What is Gap Analysis ?
Gap analysis is a strategic planning tool that helps businesses identify the gaps between their current performance and their desired future state. By conducting a thorough analysis of the organization's processes, systems, and goals, gap analysis allows businesses to pinpoint areas of improvement and develop strategies to bridge those gaps.
Gap analysis is the right way for project managers to understand where they are and where they would like to be. It also helps determine the next course of action to reach the project to the desired state. A gap analysis can be used at any stage of the project to assess the project’s progress; it is beneficial when done at the beginning of the project.
Gap Analysis Process
The first step in a gap analysis process is identifying where you would like your project to be. This basically involves identifying the objectives one wants to achieve and the timeline to achieve them. Gap analysis is constructive when the scope is clearly defined and there are not many changes.
Gap Analysis Example
For example, if an organization is currently using a time tracking tool and based on the feedback collated from the users, there are a few improvements to be implemented for the better functioning of the system. If this project of developing an improved time tracking system is assigned to a project manager, the first step would be to identify the end goal. i.e., what kind of changes are required and what functionalities need to be added for an improved system.
Next, the project manager will start looking at the current system and the existing functionalities. After identifying both the present and the desired end state, the project manager would now be able to assess the gaps and how he/she needs to proceed to fill in the gaps and achieve the end goals.
Gap Analysis Methods
Gap analysis can be conducted using a few methods, which include:
Qualitative Analysis mainly involves researching and understanding human behavior in particular situations. This involves understanding why people do things in a certain way. This is an analysis done by talking to people either through interviews, individual or group discussions.
The quantitative analysis mainly involves using analytical tools like charts and graphs. For Example, survey results can be studied using quantitative analysis. Graphs and charts help one to visually organize complex numerical data.
GAP SWOT Analysis:

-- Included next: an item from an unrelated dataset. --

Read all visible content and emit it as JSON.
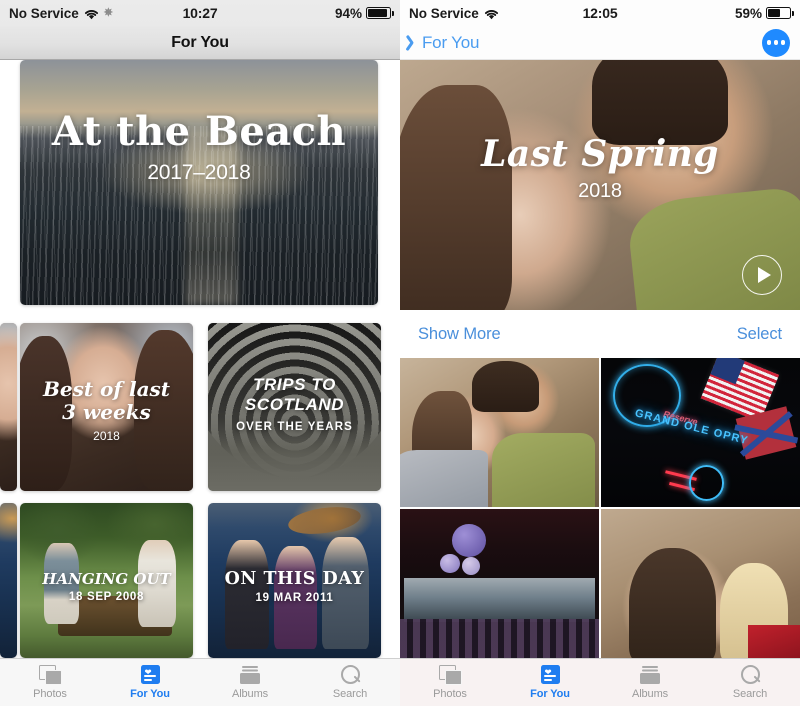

SWOT – Strengths, Weaknesses, Opportunities, and Threats analysis helps identify the current strengths and weaknesses and articulate the opportunities and threats. This analysis mainly focuses on maximizing one’s strengths, taking action to bridge the gaps that expose the project/organization to threats and weak points in the strategic plans, and taking advantage of the opportunities. Identifying SWOTs is crucial as it helps in determining the steps planned to achieve the objective.
Gap Analysis Template
- Project Name: Name of the project for which the gap analysis is being done.
- Project Id: Unique identifier to identify the project may be based on a system where project details are maintained or a manual identifier.
- Project Objective: This section specifies the objective of the project to help understand what is being tried to achieve.
- Responsible: Project manager and/or stakeholders involved in the gap analysis.
- Date: Date when the Gap Analysis is conducted.
- Current State: This field defines/identifies the current state the project is in, i.e., where the project is currently.
- End Goal: This field specifies the end goal, i.e., where you would like the project to be.
- Gaps: The field lists down the identified gaps or differences between the current and the potential end state.
- Implications: Defines the impact/implications due to the identified gaps.
- Recommendations: This field recommends the actions that can be taken to bridge the gap between the current and future situation.
- Timelines: Timelines to achieve or complete these goals are defined.